Then to top it off I had words with a fella (wool/OOT) who, to be fair, was trying to get songs going, but twice made a point of shouting “come on scousers where are you all today” blah blah blah. After the second time had a few words with him about “what his fucking point was?”, how the whole ground is shit, doesn’t encourage great atmosphere, how even their end was shit too. He ended up agreeing, which how in my drunken state I consider an achievement, even ended up hugging him and his lad on the equaliser, go figure. Strange old game.

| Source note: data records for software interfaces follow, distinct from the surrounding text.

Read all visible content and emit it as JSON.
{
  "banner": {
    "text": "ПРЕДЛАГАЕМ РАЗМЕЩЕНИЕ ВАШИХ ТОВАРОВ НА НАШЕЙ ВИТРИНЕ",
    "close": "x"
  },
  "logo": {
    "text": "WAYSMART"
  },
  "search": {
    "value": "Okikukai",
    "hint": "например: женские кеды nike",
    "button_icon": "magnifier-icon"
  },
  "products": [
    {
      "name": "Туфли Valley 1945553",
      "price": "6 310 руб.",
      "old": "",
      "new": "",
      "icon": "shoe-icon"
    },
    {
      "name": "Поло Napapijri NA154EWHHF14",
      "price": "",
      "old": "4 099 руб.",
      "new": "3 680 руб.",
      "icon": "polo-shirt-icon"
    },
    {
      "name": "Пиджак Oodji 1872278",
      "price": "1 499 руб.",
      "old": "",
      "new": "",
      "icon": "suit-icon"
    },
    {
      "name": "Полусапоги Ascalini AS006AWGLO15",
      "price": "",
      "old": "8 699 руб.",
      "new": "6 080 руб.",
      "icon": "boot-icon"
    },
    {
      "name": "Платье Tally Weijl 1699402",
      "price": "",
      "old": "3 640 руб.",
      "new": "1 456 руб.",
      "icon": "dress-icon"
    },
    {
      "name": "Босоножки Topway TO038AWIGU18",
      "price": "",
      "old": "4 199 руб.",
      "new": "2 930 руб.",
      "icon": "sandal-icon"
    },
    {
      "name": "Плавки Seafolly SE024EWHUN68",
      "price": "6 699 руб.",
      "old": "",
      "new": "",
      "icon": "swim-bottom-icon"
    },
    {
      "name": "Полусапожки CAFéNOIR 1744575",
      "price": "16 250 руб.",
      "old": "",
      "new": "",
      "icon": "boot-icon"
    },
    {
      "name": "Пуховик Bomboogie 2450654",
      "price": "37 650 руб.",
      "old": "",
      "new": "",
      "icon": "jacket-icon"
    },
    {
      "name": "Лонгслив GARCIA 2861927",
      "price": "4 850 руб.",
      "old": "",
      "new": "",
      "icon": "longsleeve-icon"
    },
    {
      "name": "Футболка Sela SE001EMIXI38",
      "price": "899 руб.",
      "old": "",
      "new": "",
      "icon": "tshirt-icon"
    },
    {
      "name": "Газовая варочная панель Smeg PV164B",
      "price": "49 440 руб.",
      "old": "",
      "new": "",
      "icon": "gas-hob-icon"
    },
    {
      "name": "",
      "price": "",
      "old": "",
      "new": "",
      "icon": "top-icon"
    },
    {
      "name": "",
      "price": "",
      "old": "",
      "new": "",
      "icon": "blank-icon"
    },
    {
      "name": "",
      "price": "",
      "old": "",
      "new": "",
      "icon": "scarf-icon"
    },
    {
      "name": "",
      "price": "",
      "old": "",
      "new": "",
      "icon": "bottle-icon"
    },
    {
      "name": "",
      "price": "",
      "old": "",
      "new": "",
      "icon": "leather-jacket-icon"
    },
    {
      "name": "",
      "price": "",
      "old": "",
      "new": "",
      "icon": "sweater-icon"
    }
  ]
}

Had a similar thing on the train back. My mates had phoned saying they were on a train on platform 13 but when I got to the platform the police said I had to get on the train on 12. It was going to mancs via Crewe. Like I said I was a bit wrecked and stood up and addressed the carriage stupidly. I told them they didn’t deserve to win because if we’d won the whole train would have been bouncing. They weren’t even bothered. Told them they were shit fans. They couldn’t even have seen the cup lifted because I left immediately after the pens and went direct to the train. I think they accepted my argument in the end.
Unity Is Strength
Flanno’s opening tackle.
Lallana running a marathon.
And then the supporters in their masses fuck of early.
Klopp didn’t look to bothered as he walked off, was smiling and applauding us in the paddock. He’s probably accepted it now.
If you need to “get off early to get to bed cause you’ve got work in the morning” or whatever – maybe the match going supporting thing isn’t for you.
Get a dodgy sky box and a good nights kip and let some other supporter go who gives support…
I can’t see Thursday being an early dart for anyone.
We gonna batter them.
All you need is Klopp!
All you need is Klopp!
All you need is Klopp, Klopp!
Klopp is all you need!